This is the last article you can read this month
You can read more article this month
You can read more articles this month
Sorry your limit is up for this month
WOMEN’S groups in Turkey have hit out at government plans that would result in domestic abusers, paedophiles and murderers of women released from jail under emergency measures to reduce the prison population during the coronavirus pandemic.
President Recep Tayyip Erdogan’s ruling Justice and Development Party (AKP) submitted a proposal to parliament on Tuesday that would see about a third of Turkey’s 300,000 prisoners released.
Sex offenders and those convicted of gender-based violence would be among those released under the plan, which would see sentences reduced and prisoners more than half-way through their jail-terms allowed out on extended probation.
More than 200 women’s organisations across Turkey signed an open letter demanding that the bill is scrapped.
It said that the release of the prisoners was being disguised as a measure to stop the spread of the coronavirus.
But in reality it was to deal with an overcrowded prison system whose population was growing massively under President Erdogan’s authoritarian government.
"We, the women, won't give up on our fight to protect our rights," the letter said.
An open letter signed by 76 Turkish bar associations also condemned the bill.

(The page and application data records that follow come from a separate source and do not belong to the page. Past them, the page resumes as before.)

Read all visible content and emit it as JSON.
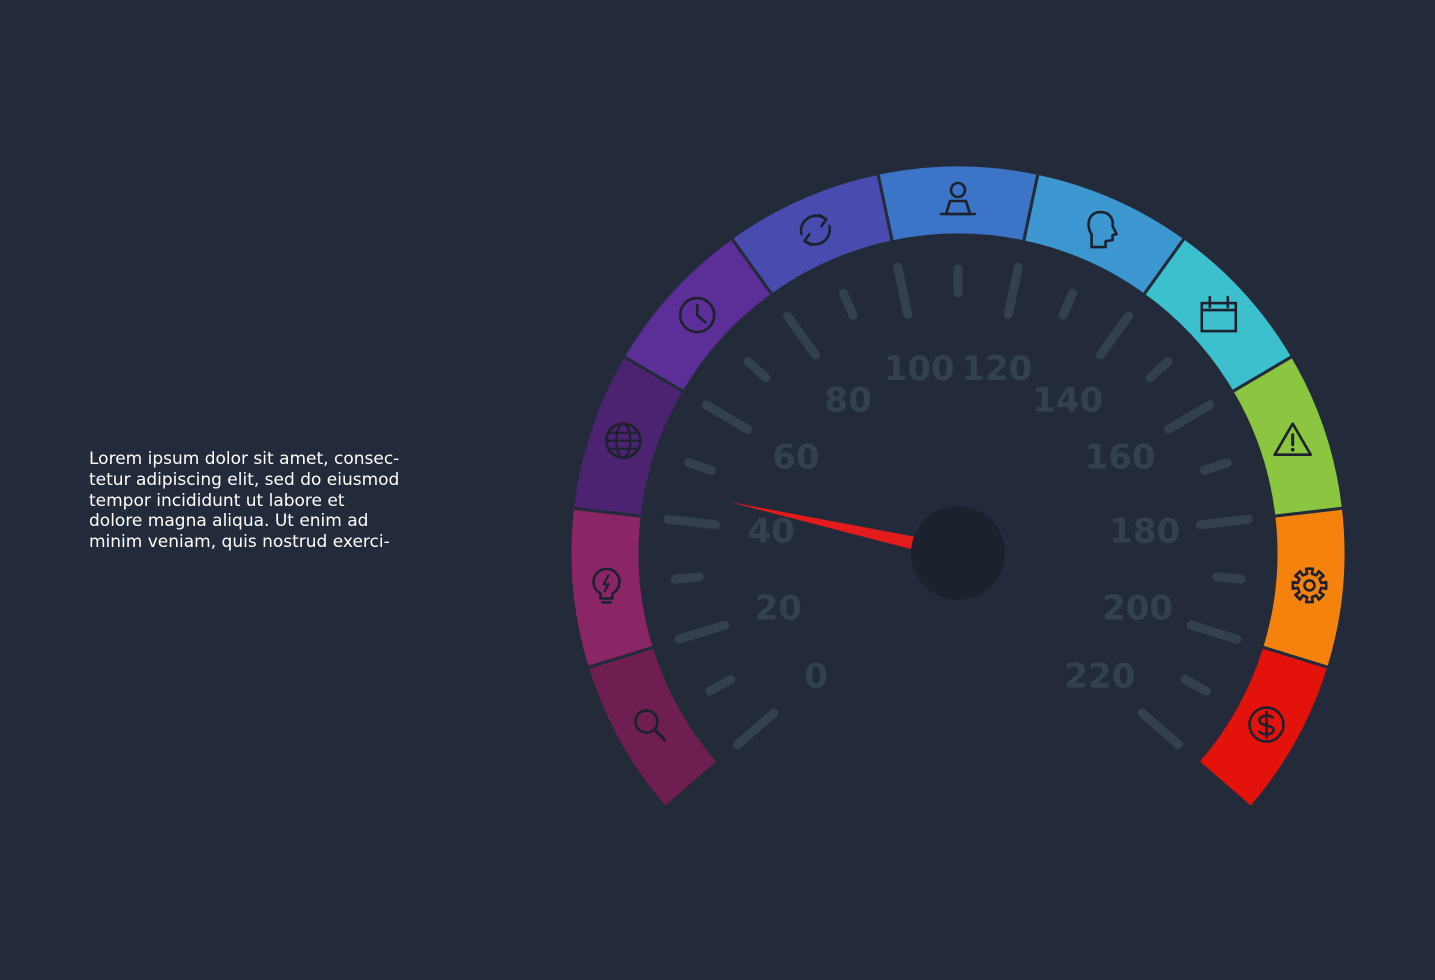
{
  "description": {
    "lines": [
      "Lorem ipsum dolor sit amet, consec-",
      "tetur adipiscing elit, sed do eiusmod",
      "tempor incididunt ut labore et",
      "dolore magna aliqua. Ut enim ad",
      "minim veniam, quis nostrud exerci-"
    ]
  },
  "gauge": {
    "scale_labels": [
      "0",
      "20",
      "40",
      "60",
      "80",
      "100",
      "120",
      "140",
      "160",
      "180",
      "200",
      "220"
    ],
    "min": 0,
    "max": 220,
    "needle_value": 45,
    "needle_color": "#e31b1b",
    "hub_color": "#1c222d",
    "tick_color": "#343f50",
    "segments": [
      {
        "icon": "search-icon",
        "color": "#6e1e50"
      },
      {
        "icon": "lightbulb-icon",
        "color": "#8a2566"
      },
      {
        "icon": "globe-icon",
        "color": "#4b2370"
      },
      {
        "icon": "clock-icon",
        "color": "#5c2e98"
      },
      {
        "icon": "refresh-icon",
        "color": "#4a4baf"
      },
      {
        "icon": "user-icon",
        "color": "#3c74c8"
      },
      {
        "icon": "head-profile-icon",
        "color": "#3c96cf"
      },
      {
        "icon": "calendar-icon",
        "color": "#3dc0ce"
      },
      {
        "icon": "warning-icon",
        "color": "#8cc540"
      },
      {
        "icon": "gear-icon",
        "color": "#f5820c"
      },
      {
        "icon": "dollar-icon",
        "color": "#e3130c"
      }
    ]
  }
}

They expressed “alarm” at the proposal and said that it would place women and children at risk.
The Union of Turkish Bar Associations was among those warning that the draft law would create “an irreparable injustice for all victims” and seriously damage the people’s faith in the law.
“We as the defenders of children’s and women’s rights do not want the ones who inflicted violence on the child and woman and who sexually abused children and women to walk freely among us,” the letter stated.
The proposals had already drawn criticism for excluding political prisoners.
Peoples’ Democratic Party (HDP) spokeswoman Meral Danis Bestas warned that murderers of women would be released, but the party’s former co-chair’s Selahattin Demirtas and Figen Yuksekdag would remain behind bars.
She said it was “unacceptable” to include those guilty of sexual crimes in the list of prisoners released.
Earlier this year plans to introduce a sickening “child rape law” led to international condemnation and calls for governments to review relations with Turkey.
The proposals included in the Third Judicial Package would allow those convicted of paedophilia to be granted an amnesty if they married their victim.
It would also have meant that 4,000 prisoners convicted of sex crimes against children would have been released.
Turkey is one of the world’s most unequal societies when it comes to gender, ranked 130th out of 153 countries in the World Economic Forum’s Global Gender Gap Index 2020.
The country was rocked by a number of high-profile murders of women last year including Sule Cet, Ceren Ozdemir and Emine Bulut, whose cry of “I don’t want to die” became a slogan of the protest movement against femicide in Turkey.
You can’t buy a revolution, but you can help the only daily paper in Britain that’s fighting for one by joining the 501 club.
Just £5 a month gives you the opportunity to win one of 17 prizes, from £25 to the £501 jackpot.
By becoming a 501 Club member you are helping the Morning Star cover its printing, distribution and staff costs — help keep our paper thriving by joining!
You can’t buy a revolution, but you can help the only daily paper in Britain that’s fighting for one by become a member of the People’s Printing Press Society.
The Morning Star is a readers’ co-operative, which means you can become an owner of the paper too by buying shares in the society.
Shares are £1 each — though unlike capitalist firms, each shareholder has an equal say. Money from shares contributes directly to keep our paper thriving.
Some union branches have taken out shares of over £500 and individuals over £100.
You can’t buy a revolution, but you can help the only daily paper in Britain that’s fighting for one by donating to the Fighting Fund.
The Morning Star is unique, as a lone socialist voice in a sea of corporate media. We offer a platform for those who would otherwise never be listened to, coverage of stories that would otherwise be buried.
The rich don’t like us, and they don’t advertise with us, so we rely on you, our readers and friends. With a regular donation to our monthly Fighting Fund, we can continue to thumb our noses at the fat cats and tell truth to power.
Donate today and make a regular contribution.